While it’s easy to argue why officers deserve to be paid more, and I’m not saying it should be equal, that’s not what this article is about. I will state however, that one of the reasons for justification usually hinges on college education. And while it’s not yet a requirement for enlisted leaders seeking promotion to obtain a college degree, it is “strongly recommended.” And I lot have done so, while serving, I might add. But I digress.
In Regards to Soldiers Struggling on Food Stamps
When the military receives its annual pay increase percentage, instead of applying that percentage to the entire force, only apply it to enlisted soldiers pay. Not every year obviously, maybe at a 3 year to 1 ratio or something similar.
After the annual reports of food stamps spent at commissaries is produced each year, take that money out of the SNAP program allotment and add it to the military pay scale, aimed at lower enlisted soldiers and retirees.
Implementing this or something similar, would provide a bigger pay bump to those struggling the most, helping them move towards being above the poverty line and maybe not having to rely on food stamps and other government subsidies. Doing this would also not only improve morale and economic stability for the struggling soldier and his/her family, it may also help trigger growth to the overall economy as well, but most importantly, it would greatly improve unit readiness as we prepare for our follow on mission.

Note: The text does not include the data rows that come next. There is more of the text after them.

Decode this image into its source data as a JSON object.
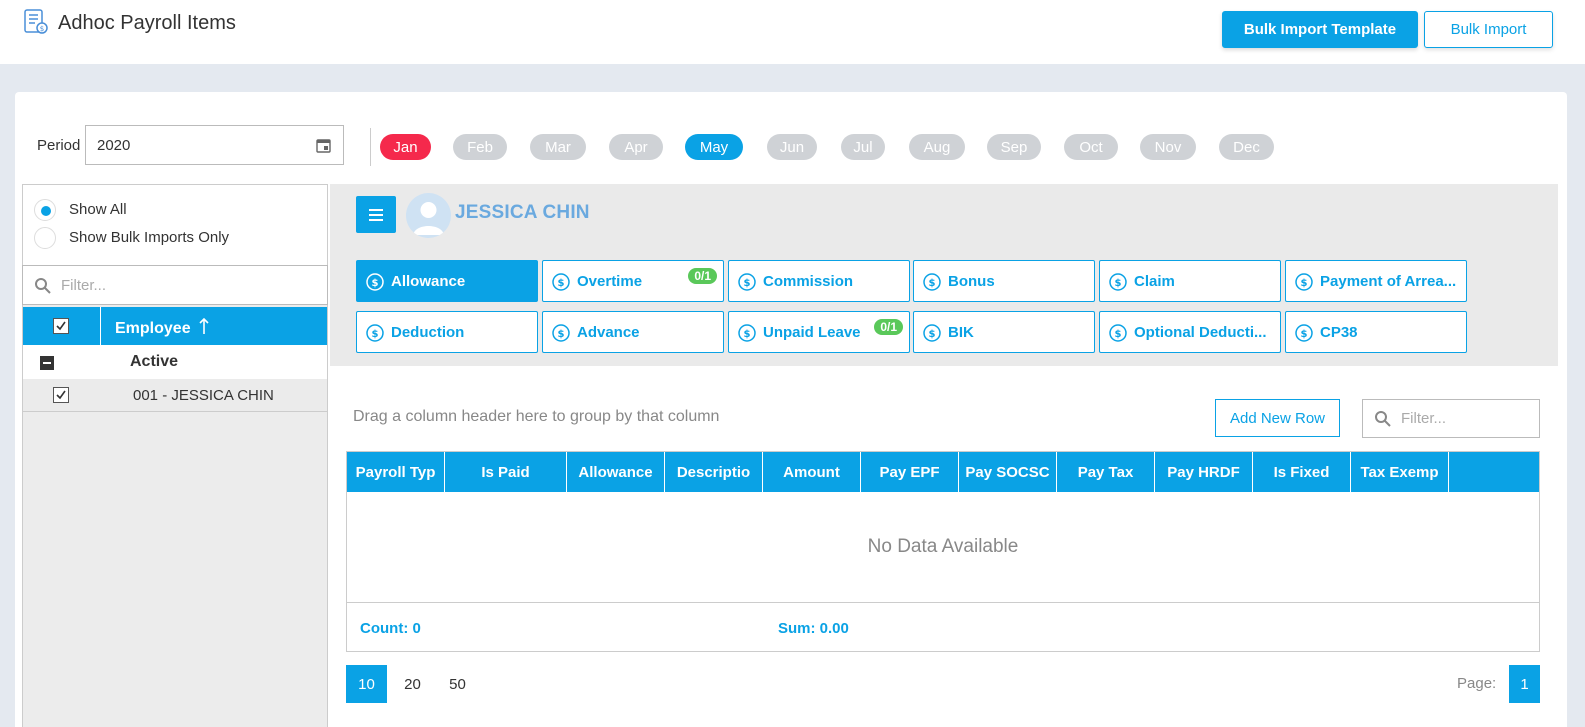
{
  "header": {
    "title": "Adhoc Payroll Items",
    "bulk_template_label": "Bulk Import Template",
    "bulk_import_label": "Bulk Import"
  },
  "period": {
    "label": "Period",
    "value": "2020",
    "months": [
      "Jan",
      "Feb",
      "Mar",
      "Apr",
      "May",
      "Jun",
      "Jul",
      "Aug",
      "Sep",
      "Oct",
      "Nov",
      "Dec"
    ],
    "highlighted_red": "Jan",
    "selected": "May"
  },
  "left_panel": {
    "show_all_label": "Show All",
    "show_bulk_label": "Show Bulk Imports Only",
    "filter_placeholder": "Filter...",
    "employee_header": "Employee",
    "group_label": "Active",
    "employees": [
      "001 - JESSICA CHIN"
    ]
  },
  "employee": {
    "name": "JESSICA CHIN"
  },
  "tabs": [
    {
      "label": "Allowance",
      "icon": "allowance-icon",
      "badge": ""
    },
    {
      "label": "Overtime",
      "icon": "overtime-icon",
      "badge": "0/1"
    },
    {
      "label": "Commission",
      "icon": "commission-icon",
      "badge": ""
    },
    {
      "label": "Bonus",
      "icon": "bonus-icon",
      "badge": ""
    },
    {
      "label": "Claim",
      "icon": "claim-icon",
      "badge": ""
    },
    {
      "label": "Payment of Arrea...",
      "icon": "payment-arrears-icon",
      "badge": ""
    },
    {
      "label": "Deduction",
      "icon": "deduction-icon",
      "badge": ""
    },
    {
      "label": "Advance",
      "icon": "advance-icon",
      "badge": ""
    },
    {
      "label": "Unpaid Leave",
      "icon": "unpaid-leave-icon",
      "badge": "0/1"
    },
    {
      "label": "BIK",
      "icon": "bik-icon",
      "badge": ""
    },
    {
      "label": "Optional Deducti...",
      "icon": "optional-deduction-icon",
      "badge": ""
    },
    {
      "label": "CP38",
      "icon": "cp38-icon",
      "badge": ""
    }
  ],
  "grid": {
    "drag_hint": "Drag a column header here to group by that column",
    "add_row_label": "Add New Row",
    "filter_placeholder": "Filter...",
    "columns": [
      "Payroll Typ",
      "Is Paid",
      "Allowance",
      "Descriptio",
      "Amount",
      "Pay EPF",
      "Pay SOCSC",
      "Pay Tax",
      "Pay HRDF",
      "Is Fixed",
      "Tax Exemp"
    ],
    "empty_text": "No Data Available",
    "count_label": "Count: 0",
    "sum_label": "Sum: 0.00"
  },
  "pager": {
    "sizes": [
      "10",
      "20",
      "50"
    ],
    "selected_size": "10",
    "page_label": "Page:",
    "current_page": "1"
  },
  "colors": {
    "primary": "#0aa2e5",
    "danger": "#f5294c",
    "badge": "#5ac85a"
  }
}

On the Other End of the Enlisted Spectrum
Provide separate pay grades, or some other sort of denotation, to represent the increasing levels of duties, roles, and responsibilities of Sergeants Major, with increased pay commensurate of each.
Like I stated in the beginning, choosing to tackle and solve this problem and accomplishing this goal would be a lofty, difficult, and perplexingly complicated. Accomplishing both simultaneously only exacerbates the difficulty and may even be impossible, and I know SMA Dailey does not control what we are paid, but accomplishing lofty, difficult, and perplexingly complicated goals is exactly what soldiers and leaders in the greatest military the world has ever known, do.